Vanteck has resolved its corporate problems and has a field trial underway in S Africa for a 250 kw/520kWh system. The vanadium technology boasts very high power delivered over milliseconds or slower discharge over days. They’ve also announced a commercial order from Pacificorp.

Reliable Power is Sumitomo Electric Intl (SEI)’s presence in N America for SEI’s vanadium battery systems. (SEI is one of the original licensees of the patents.) Size range is 100kw-3MW. UPS *and* peakshaving. Peakshaving earns$ day in and day out, while the UPS sits and waits to deal with a power glitch. Very high power for 3 sec… 3 MW, or 1.5MW for an hour. Meanwhile, Sumitomo has a number of fully commercial systems in operation in Japan.

Plurion, a brand new arrival on the scene, made its public debut at the conference. Its chemistry is based on cerium and vanadium in a “mixed electrolyte” with methanesulfonic acid (MSA). They claim cheaper longer lasting electrodes and membranes, greater simplicity, and lower cost. The system requires neither nafion or precious metal catalysts. Electrolyte management is said to be simpler than in other systems, requiring no ongoing cleanup treatment. Remarkable in the current investment climate, the company raised $14 Million recently, and is on schedule with an ambitious development plan. The technology was developed by Electrochemical Design Associates, Inc (Berkeley CA), and EDA is doing most of the ongoing technical work. [I have press releases and their powerpoint presentation that I can provide on request.]

Flywheels, Capacitors, Other Batteries

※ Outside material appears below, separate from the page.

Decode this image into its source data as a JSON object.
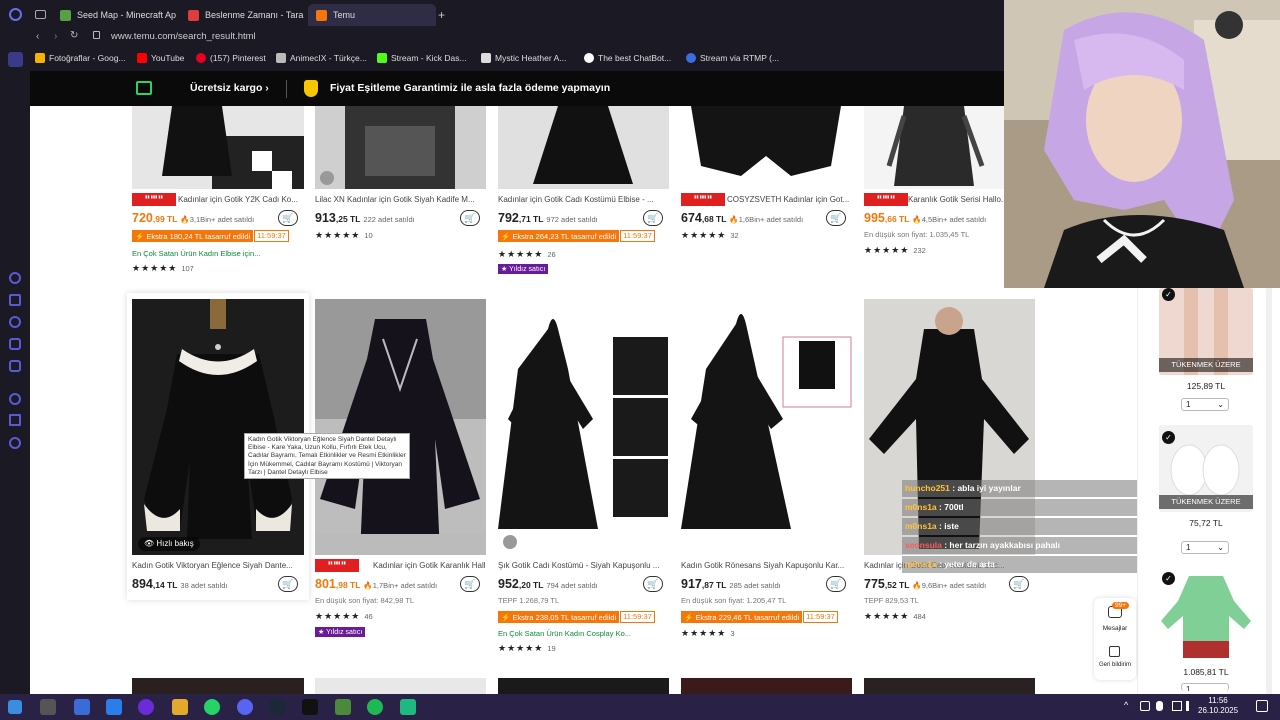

Progress continues on many fronts, with commercial or near commercial applications taking hold. Systems studies examined grid support and ancillary services, microgrids, and identifying best applications and key variables to cost effectiveness.